++++ WORKING DATA ++++

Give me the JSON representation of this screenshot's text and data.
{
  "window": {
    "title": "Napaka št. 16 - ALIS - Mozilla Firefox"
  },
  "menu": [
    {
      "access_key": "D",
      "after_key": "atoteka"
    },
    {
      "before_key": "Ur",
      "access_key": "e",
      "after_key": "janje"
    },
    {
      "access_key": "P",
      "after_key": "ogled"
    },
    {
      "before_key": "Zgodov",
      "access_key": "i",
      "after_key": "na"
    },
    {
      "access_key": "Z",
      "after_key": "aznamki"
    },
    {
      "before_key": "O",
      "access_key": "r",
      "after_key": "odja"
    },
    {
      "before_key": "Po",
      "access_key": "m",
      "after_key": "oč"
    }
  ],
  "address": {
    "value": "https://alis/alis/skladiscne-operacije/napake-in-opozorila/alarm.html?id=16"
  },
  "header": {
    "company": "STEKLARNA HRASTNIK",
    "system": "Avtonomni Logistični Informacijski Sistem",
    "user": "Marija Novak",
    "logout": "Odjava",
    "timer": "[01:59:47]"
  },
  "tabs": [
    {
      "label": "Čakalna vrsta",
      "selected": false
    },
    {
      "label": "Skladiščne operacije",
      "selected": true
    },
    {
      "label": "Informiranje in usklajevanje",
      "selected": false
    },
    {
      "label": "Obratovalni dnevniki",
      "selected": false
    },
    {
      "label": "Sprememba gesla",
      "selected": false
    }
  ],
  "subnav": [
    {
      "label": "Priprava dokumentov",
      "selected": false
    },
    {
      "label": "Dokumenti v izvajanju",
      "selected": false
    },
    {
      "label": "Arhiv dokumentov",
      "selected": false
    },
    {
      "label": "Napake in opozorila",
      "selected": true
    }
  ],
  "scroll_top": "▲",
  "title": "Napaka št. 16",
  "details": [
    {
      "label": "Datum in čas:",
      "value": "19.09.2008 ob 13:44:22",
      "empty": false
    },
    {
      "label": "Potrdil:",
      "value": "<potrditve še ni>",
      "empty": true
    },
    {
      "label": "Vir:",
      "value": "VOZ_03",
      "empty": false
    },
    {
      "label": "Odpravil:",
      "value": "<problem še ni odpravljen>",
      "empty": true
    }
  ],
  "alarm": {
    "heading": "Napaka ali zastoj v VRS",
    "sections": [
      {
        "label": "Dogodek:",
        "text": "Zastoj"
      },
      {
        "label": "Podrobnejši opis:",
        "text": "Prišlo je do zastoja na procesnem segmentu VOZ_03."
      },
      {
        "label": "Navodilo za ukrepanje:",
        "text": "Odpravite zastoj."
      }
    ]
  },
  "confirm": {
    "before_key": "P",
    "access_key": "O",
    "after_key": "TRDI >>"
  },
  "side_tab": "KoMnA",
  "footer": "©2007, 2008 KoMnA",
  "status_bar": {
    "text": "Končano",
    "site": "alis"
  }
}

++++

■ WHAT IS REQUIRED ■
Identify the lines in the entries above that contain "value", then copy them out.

■ REPLY ■
    "value": "https://alis/alis/skladiscne-operacije/napake-in-opozorila/alarm.html?id=16"
      "value": "19.09.2008 ob 13:44:22",
      "value": "<potrditve še ni>",
      "value": "VOZ_03",
      "value": "<problem še ni odpravljen>",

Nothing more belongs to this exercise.